*** INPUT FOR THIS TASK ***

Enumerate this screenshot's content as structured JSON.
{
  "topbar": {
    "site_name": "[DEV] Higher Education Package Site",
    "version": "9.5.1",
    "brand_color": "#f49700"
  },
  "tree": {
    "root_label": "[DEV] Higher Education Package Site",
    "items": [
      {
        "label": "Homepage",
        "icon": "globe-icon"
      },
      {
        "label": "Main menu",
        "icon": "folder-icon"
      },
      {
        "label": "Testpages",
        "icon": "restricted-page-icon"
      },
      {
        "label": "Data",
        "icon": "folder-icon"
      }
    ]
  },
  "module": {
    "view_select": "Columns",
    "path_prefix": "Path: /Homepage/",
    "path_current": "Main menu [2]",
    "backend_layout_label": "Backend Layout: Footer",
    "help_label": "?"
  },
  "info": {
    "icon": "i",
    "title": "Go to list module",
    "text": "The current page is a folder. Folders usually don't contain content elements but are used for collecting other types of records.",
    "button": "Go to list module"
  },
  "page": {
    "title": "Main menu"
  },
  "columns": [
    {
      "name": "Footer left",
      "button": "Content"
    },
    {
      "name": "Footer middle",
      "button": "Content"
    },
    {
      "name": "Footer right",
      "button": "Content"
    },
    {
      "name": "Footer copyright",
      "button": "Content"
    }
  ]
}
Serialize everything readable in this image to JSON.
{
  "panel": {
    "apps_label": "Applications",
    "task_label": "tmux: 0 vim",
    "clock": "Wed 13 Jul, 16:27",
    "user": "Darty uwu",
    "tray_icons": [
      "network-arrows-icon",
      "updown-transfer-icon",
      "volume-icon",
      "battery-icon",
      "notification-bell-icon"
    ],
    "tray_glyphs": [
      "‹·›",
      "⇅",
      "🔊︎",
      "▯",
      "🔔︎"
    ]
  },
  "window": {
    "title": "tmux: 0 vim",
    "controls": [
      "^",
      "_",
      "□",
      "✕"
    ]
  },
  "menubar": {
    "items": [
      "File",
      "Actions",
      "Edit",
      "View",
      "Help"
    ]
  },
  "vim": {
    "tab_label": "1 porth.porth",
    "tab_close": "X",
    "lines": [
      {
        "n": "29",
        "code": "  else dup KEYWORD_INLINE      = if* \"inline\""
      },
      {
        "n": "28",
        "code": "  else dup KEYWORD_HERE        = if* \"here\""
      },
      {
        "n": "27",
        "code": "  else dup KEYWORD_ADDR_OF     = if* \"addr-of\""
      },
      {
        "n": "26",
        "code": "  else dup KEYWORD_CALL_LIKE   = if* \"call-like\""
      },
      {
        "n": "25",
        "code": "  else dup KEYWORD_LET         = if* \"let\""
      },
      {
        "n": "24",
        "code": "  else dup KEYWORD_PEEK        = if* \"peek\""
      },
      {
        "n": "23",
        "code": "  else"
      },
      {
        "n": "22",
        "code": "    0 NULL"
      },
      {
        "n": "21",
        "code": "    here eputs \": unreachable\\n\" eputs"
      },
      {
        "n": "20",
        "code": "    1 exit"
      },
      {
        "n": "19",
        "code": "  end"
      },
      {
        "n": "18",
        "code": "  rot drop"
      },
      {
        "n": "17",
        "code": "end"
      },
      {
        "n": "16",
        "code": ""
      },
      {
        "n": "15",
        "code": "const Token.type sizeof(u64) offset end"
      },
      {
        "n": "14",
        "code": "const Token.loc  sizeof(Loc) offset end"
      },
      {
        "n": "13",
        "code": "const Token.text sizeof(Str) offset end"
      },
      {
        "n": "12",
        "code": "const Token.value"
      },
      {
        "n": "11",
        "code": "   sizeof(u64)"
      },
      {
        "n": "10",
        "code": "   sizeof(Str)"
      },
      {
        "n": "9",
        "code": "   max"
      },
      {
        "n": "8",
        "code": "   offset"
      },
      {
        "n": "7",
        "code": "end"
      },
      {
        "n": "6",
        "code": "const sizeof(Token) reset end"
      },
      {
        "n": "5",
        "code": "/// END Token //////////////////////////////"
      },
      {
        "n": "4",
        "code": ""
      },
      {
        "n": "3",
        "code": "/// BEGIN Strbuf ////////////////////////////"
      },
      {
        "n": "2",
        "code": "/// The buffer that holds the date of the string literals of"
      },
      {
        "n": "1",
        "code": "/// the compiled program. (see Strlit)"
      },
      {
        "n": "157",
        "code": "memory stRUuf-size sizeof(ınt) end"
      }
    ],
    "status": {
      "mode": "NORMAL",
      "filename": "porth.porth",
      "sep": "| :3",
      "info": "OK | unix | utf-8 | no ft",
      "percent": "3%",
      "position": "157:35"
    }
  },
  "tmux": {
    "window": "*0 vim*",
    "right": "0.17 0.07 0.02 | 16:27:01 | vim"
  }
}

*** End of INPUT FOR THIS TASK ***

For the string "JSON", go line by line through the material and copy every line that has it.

» **RESPONSE BOX**:
Enumerate this screenshot's content as structured JSON.
Serialize everything readable in this image to JSON.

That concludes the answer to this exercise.